Plasminogen activator inhibitor-1 (PAI-1) has consistently shown positive associations with blood pressure (BP). Whether elevations in PAI-1 levels precede or result from raised BP is still under debate and data on prospective studies are limited. Hence, we investigated the prospective associations of PAI-1 and the 4G/5G polymorphism with brachial and central BP and pulse pressure (PP) over a 10-year period.
Black South Africans aged 30 years and older were included. Baseline data collection commenced in 2005 (n = 2010) with follow-up data collection in 2010 (n = 1288) and 2015 (n = 926). Plasma PAI-1 activity (PAI-1act), 4G/5G polymorphism genotyping, waist circumference and BP measurements were performed and analysed using sequential regression and mixed models.
In multivariable adjusted analyses, PAI-1act and the 4G/4G (vs. the 5G/5G) genotype increased the odds of developing hypertension in the total group [1.04 (1.01; 1.08) and 1.82 (1.07; 3.12) respectively]. Furthermore, PAI-1act was prospectively associated with brachial SBP (r = 0.0815) and PP (r = 0.0832) in the total group, and with central PP in women (r = 0.1125; all P < 0.05). Addition of waist circumference to the models either decreased or nullified the contribution of PAI-1act to BP and hypertension development.
PAI-1act and the 4G/4G (vs. the 5G/5G) genotype increased the odds of developing hypertension.

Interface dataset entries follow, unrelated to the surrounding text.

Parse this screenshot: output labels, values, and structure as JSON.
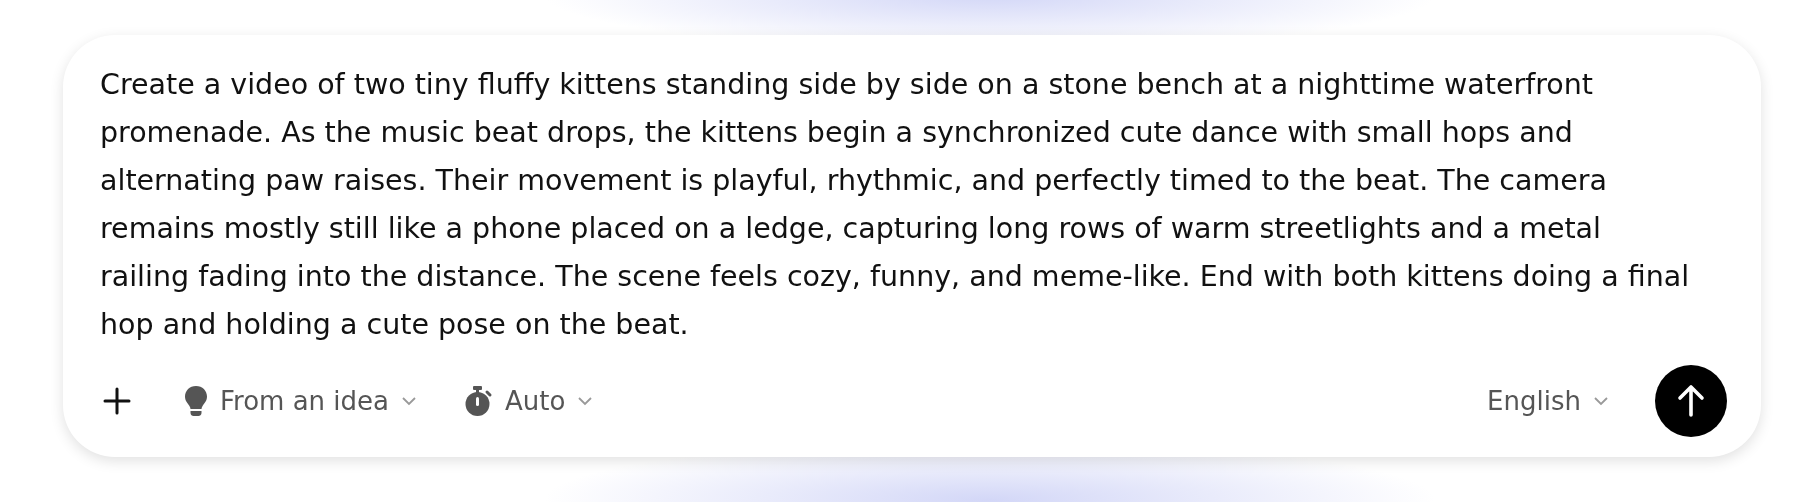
{
  "prompt": {
    "value": "Create a video of two tiny fluffy kittens standing side by side on a stone bench at a nighttime waterfront promenade. As the music beat drops, the kittens begin a synchronized cute dance with small hops and alternating paw raises. Their movement is playful, rhythmic, and perfectly timed to the beat. The camera remains mostly still like a phone placed on a ledge, capturing long rows of warm streetlights and a metal railing fading into the distance. The scene feels cozy, funny, and meme-like. End with both kittens doing a final hop and holding a cute pose on the beat."
  },
  "toolbar": [
    {
      "kind": "mode",
      "label": "From an idea"
    },
    {
      "kind": "duration",
      "label": "Auto"
    }
  ],
  "language": {
    "label": "English"
  }
}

Furthermore, PAI-1act associated prospectively with both brachial and central BP. These associations were mediated in part by central adiposity. The study supports the hypothesis that PAI-1 also contributes to hypertension development rather than solely being a consequence thereof.